Study material
┌──
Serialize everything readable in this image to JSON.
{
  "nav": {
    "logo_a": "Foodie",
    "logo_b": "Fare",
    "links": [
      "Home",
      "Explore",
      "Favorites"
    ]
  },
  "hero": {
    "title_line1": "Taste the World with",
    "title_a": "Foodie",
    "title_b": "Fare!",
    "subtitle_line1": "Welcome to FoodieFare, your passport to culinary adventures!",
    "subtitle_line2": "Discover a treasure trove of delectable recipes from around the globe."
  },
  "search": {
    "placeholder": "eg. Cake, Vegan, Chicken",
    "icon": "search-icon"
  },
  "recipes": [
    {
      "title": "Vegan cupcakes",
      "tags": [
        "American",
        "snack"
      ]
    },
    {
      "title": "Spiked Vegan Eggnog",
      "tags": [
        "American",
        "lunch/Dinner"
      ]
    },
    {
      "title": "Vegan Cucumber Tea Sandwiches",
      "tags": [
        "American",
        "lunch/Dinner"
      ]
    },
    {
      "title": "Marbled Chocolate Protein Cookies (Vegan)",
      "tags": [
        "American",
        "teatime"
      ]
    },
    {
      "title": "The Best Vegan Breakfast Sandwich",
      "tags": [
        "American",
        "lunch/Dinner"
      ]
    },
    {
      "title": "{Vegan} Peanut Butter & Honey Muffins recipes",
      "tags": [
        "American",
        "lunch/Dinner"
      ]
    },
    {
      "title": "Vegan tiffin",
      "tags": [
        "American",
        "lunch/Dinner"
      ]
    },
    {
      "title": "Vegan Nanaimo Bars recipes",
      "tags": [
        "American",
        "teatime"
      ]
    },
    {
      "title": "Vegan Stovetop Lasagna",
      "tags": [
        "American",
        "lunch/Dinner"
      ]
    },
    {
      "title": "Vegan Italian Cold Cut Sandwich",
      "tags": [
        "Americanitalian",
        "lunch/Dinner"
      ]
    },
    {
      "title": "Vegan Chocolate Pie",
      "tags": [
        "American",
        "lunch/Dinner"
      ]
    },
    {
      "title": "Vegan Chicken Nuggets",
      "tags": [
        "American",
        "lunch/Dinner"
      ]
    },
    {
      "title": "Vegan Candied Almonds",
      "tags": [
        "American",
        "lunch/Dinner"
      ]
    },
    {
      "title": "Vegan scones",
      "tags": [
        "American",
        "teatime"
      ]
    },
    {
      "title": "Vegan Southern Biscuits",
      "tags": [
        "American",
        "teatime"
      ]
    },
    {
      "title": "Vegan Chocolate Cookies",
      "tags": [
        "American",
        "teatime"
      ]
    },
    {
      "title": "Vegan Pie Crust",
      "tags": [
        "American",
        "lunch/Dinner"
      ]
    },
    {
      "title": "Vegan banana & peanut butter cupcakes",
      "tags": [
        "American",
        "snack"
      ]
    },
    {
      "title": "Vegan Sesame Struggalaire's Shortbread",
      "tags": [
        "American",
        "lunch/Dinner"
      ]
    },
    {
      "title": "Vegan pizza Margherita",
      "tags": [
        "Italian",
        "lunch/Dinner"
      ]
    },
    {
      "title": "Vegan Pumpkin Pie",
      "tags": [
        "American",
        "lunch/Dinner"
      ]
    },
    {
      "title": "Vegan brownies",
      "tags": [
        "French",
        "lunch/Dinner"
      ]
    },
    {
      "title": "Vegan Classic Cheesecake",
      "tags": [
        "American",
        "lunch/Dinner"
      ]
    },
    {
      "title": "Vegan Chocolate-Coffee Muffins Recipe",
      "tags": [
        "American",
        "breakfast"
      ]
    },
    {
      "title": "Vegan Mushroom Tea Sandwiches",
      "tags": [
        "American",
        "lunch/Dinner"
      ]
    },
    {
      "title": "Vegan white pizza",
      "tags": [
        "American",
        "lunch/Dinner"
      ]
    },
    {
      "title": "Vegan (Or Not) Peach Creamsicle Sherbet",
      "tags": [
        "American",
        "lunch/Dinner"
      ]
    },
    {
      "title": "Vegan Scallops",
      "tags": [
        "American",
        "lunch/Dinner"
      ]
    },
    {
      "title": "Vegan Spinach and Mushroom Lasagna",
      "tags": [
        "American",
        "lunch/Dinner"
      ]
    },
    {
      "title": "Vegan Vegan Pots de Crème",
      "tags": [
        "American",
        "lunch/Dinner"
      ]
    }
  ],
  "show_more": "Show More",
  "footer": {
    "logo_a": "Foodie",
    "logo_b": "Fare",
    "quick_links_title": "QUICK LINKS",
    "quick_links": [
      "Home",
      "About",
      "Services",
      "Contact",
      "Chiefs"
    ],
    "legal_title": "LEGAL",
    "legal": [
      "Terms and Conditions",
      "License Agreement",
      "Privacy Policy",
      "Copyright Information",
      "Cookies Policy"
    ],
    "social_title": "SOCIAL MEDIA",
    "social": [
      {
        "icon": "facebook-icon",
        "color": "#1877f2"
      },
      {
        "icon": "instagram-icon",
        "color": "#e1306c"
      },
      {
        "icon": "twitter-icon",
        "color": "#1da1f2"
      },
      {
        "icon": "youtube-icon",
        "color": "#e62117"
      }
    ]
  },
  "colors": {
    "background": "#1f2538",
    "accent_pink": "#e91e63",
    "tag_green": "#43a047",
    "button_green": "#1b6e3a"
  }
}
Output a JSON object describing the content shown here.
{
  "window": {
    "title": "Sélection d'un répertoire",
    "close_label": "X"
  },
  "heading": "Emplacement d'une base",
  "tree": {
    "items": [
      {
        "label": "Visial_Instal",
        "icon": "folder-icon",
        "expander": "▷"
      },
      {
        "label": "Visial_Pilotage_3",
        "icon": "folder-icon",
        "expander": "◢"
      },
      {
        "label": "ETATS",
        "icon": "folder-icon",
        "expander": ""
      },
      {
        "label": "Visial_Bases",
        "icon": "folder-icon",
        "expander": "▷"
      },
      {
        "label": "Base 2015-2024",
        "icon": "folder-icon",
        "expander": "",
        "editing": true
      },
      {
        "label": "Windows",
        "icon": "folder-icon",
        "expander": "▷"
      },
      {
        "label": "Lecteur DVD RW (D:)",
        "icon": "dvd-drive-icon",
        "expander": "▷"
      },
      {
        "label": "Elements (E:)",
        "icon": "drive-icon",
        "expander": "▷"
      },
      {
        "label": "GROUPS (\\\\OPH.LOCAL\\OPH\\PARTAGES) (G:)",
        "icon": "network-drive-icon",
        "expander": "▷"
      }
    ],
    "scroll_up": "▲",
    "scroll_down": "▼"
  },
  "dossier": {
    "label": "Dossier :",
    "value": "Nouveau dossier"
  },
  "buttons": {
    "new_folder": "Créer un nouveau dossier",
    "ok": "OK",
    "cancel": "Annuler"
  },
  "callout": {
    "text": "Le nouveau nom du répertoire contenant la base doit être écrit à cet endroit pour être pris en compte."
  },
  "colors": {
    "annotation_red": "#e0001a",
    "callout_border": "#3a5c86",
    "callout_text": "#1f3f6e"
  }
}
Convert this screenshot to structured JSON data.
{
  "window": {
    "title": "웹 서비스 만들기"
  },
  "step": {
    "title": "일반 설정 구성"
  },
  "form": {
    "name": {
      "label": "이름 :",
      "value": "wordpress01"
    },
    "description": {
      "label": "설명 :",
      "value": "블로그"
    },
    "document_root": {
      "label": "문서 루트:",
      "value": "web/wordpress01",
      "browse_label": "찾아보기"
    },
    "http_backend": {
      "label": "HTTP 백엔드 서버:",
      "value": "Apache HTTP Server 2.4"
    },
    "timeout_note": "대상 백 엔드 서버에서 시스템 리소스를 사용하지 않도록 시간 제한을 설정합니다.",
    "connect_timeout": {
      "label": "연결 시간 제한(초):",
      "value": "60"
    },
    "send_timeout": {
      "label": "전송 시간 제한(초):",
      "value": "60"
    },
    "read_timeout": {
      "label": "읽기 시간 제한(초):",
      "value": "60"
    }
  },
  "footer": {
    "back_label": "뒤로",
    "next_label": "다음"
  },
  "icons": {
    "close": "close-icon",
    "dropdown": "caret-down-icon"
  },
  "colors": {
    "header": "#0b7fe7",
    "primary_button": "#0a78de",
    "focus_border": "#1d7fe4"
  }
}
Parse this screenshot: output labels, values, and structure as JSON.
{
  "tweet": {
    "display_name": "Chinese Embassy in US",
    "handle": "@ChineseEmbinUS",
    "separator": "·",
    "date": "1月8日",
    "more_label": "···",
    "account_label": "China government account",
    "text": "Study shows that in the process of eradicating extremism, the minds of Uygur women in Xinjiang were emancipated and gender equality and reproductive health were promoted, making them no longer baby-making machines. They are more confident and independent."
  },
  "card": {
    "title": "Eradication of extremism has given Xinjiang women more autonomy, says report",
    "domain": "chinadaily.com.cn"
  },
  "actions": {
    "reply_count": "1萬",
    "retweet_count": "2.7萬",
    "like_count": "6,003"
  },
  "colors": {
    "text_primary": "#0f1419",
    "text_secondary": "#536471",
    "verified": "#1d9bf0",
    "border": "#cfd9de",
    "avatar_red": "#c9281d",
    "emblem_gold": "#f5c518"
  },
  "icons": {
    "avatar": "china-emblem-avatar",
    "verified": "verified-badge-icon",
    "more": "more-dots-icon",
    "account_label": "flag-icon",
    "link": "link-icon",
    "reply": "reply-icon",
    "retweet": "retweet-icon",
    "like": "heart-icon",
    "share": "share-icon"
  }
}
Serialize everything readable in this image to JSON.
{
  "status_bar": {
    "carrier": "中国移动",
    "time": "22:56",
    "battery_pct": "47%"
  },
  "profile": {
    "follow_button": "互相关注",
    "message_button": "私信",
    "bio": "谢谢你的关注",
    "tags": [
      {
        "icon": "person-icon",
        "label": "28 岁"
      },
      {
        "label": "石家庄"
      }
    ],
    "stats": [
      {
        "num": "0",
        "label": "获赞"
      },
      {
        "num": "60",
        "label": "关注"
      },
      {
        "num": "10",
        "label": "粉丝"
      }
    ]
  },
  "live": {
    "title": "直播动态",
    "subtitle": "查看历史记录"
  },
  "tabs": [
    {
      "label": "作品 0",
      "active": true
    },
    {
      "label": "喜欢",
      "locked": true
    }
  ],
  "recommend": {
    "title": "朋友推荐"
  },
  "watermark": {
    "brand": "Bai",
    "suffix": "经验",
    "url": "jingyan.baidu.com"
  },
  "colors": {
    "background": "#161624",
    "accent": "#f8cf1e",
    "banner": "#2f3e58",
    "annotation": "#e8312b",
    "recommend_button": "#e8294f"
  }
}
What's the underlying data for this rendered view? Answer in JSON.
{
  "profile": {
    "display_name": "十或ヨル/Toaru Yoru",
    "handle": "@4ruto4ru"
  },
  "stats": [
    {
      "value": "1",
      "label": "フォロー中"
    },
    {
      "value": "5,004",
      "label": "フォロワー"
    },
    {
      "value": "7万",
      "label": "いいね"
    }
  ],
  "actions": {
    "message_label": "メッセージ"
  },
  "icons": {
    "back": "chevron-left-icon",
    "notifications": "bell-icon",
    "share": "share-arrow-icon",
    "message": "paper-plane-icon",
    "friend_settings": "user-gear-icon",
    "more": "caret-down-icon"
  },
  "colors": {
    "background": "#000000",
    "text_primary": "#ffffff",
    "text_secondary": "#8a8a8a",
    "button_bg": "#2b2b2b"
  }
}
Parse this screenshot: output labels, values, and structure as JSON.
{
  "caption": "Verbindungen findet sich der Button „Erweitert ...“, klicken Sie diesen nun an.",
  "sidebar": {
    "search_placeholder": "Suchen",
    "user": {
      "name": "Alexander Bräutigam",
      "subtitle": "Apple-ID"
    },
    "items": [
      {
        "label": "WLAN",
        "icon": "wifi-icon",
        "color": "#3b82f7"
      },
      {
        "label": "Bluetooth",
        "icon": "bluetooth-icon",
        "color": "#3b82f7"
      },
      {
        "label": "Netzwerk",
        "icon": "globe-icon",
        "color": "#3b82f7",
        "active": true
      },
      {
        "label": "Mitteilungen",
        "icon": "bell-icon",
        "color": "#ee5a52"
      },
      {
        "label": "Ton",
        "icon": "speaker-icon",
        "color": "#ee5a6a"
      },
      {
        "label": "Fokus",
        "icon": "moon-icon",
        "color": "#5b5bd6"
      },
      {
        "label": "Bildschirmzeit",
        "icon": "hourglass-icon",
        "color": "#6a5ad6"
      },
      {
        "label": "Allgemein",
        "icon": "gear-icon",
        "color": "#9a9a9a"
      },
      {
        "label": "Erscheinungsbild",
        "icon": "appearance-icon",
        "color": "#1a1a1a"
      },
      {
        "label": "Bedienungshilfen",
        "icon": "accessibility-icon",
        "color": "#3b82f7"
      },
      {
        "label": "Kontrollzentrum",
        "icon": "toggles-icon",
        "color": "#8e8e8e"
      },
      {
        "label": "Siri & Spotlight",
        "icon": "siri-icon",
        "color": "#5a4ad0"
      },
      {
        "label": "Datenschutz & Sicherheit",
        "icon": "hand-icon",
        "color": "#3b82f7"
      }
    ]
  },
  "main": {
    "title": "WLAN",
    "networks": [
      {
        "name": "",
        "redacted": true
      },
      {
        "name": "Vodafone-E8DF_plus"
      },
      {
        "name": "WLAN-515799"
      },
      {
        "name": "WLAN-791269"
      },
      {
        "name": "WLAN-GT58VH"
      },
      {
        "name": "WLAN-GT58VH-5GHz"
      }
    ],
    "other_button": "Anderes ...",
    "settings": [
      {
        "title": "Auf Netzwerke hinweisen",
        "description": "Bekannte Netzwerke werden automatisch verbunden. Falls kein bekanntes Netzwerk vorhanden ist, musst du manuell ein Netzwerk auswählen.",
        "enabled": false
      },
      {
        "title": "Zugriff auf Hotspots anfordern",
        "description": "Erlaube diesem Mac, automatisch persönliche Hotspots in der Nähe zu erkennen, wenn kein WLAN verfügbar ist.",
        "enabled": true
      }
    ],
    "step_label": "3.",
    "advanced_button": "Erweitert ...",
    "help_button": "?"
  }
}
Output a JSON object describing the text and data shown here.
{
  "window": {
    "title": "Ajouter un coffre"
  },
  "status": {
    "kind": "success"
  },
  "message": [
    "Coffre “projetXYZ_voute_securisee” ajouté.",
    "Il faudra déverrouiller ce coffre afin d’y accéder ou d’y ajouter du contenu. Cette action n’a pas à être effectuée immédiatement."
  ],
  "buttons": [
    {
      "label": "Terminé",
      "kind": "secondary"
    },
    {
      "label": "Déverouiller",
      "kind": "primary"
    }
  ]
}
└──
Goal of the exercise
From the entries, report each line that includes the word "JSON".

Task solution
Serialize everything readable in this image to JSON.
Output a JSON object describing the content shown here.
Convert this screenshot to structured JSON data.
Parse this screenshot: output labels, values, and structure as JSON.
Serialize everything readable in this image to JSON.
What's the underlying data for this rendered view? Answer in JSON.
Parse this screenshot: output labels, values, and structure as JSON.
Output a JSON object describing the text and data shown here.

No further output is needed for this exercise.